● WHAT THE TASK ASKS:
Output the data below exactly. Leave nothing out.

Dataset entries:
--

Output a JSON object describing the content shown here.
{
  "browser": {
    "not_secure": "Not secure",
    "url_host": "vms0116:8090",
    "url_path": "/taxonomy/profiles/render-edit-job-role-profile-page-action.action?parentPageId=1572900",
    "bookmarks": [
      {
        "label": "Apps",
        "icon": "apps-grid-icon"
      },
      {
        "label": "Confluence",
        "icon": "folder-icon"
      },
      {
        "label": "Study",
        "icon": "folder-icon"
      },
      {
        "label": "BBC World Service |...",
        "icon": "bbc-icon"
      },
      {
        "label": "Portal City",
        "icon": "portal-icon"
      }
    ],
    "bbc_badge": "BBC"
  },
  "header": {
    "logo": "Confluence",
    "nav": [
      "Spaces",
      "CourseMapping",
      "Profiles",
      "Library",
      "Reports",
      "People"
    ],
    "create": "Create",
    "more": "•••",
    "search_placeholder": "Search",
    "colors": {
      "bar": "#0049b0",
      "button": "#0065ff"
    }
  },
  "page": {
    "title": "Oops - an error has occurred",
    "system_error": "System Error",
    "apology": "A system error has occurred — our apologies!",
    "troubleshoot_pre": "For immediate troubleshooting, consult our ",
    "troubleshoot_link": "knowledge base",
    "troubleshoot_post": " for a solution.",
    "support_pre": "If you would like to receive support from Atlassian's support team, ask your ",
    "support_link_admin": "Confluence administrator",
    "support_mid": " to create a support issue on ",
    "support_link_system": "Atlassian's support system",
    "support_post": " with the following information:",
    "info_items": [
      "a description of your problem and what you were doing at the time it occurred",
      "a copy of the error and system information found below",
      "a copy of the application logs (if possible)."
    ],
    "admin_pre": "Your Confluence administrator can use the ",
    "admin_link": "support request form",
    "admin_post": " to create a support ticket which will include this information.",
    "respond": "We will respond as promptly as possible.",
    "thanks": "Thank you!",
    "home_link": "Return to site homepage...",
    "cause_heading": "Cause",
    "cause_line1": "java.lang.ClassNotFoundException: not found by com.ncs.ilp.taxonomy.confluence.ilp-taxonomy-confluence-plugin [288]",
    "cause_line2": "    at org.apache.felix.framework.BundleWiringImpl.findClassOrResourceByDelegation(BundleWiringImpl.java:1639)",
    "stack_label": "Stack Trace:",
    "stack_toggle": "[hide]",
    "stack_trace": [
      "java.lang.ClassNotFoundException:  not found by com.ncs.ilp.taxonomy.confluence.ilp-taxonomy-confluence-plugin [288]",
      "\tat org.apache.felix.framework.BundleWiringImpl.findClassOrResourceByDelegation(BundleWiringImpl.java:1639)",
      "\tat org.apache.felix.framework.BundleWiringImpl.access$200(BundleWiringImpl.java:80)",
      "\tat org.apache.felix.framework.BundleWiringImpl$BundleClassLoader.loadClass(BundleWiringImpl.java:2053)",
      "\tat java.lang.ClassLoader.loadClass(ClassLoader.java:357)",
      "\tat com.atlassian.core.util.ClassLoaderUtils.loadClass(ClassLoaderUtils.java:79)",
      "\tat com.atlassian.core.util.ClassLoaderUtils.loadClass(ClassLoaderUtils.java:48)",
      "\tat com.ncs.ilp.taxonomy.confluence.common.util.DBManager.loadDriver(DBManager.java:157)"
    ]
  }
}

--

● SOLUTION TO THE EXERCISE:
Output a JSON object describing the content shown here.
{
  "browser": {
    "not_secure": "Not secure",
    "url_host": "vms0116:8090",
    "url_path": "/taxonomy/profiles/render-edit-job-role-profile-page-action.action?parentPageId=1572900",
    "bookmarks": [
      {
        "label": "Apps",
        "icon": "apps-grid-icon"
      },
      {
        "label": "Confluence",
        "icon": "folder-icon"
      },
      {
        "label": "Study",
        "icon": "folder-icon"
      },
      {
        "label": "BBC World Service |...",
        "icon": "bbc-icon"
      },
      {
        "label": "Portal City",
        "icon": "portal-icon"
      }
    ],
    "bbc_badge": "BBC"
  },
  "header": {
    "logo": "Confluence",
    "nav": [
      "Spaces",
      "CourseMapping",
      "Profiles",
      "Library",
      "Reports",
      "People"
    ],
    "create": "Create",
    "more": "•••",
    "search_placeholder": "Search",
    "colors": {
      "bar": "#0049b0",
      "button": "#0065ff"
    }
  },
  "page": {
    "title": "Oops - an error has occurred",
    "system_error": "System Error",
    "apology": "A system error has occurred — our apologies!",
    "troubleshoot_pre": "For immediate troubleshooting, consult our ",
    "troubleshoot_link": "knowledge base",
    "troubleshoot_post": " for a solution.",
    "support_pre": "If you would like to receive support from Atlassian's support team, ask your ",
    "support_link_admin": "Confluence administrator",
    "support_mid": " to create a support issue on ",
    "support_link_system": "Atlassian's support system",
    "support_post": " with the following information:",
    "info_items": [
      "a description of your problem and what you were doing at the time it occurred",
      "a copy of the error and system information found below",
      "a copy of the application logs (if possible)."
    ],
    "admin_pre": "Your Confluence administrator can use the ",
    "admin_link": "support request form",
    "admin_post": " to create a support ticket which will include this information.",
    "respond": "We will respond as promptly as possible.",
    "thanks": "Thank you!",
    "home_link": "Return to site homepage...",
    "cause_heading": "Cause",
    "cause_line1": "java.lang.ClassNotFoundException: not found by com.ncs.ilp.taxonomy.confluence.ilp-taxonomy-confluence-plugin [288]",
    "cause_line2": "    at org.apache.felix.framework.BundleWiringImpl.findClassOrResourceByDelegation(BundleWiringImpl.java:1639)",
    "stack_label": "Stack Trace:",
    "stack_toggle": "[hide]",
    "stack_trace": [
      "java.lang.ClassNotFoundException:  not found by com.ncs.ilp.taxonomy.confluence.ilp-taxonomy-confluence-plugin [288]",
      "\tat org.apache.felix.framework.BundleWiringImpl.findClassOrResourceByDelegation(BundleWiringImpl.java:1639)",
      "\tat org.apache.felix.framework.BundleWiringImpl.access$200(BundleWiringImpl.java:80)",
      "\tat org.apache.felix.framework.BundleWiringImpl$BundleClassLoader.loadClass(BundleWiringImpl.java:2053)",
      "\tat java.lang.ClassLoader.loadClass(ClassLoader.java:357)",
      "\tat com.atlassian.core.util.ClassLoaderUtils.loadClass(ClassLoaderUtils.java:79)",
      "\tat com.atlassian.core.util.ClassLoaderUtils.loadClass(ClassLoaderUtils.java:48)",
      "\tat com.ncs.ilp.taxonomy.confluence.common.util.DBManager.loadDriver(DBManager.java:157)"
    ]
  }
}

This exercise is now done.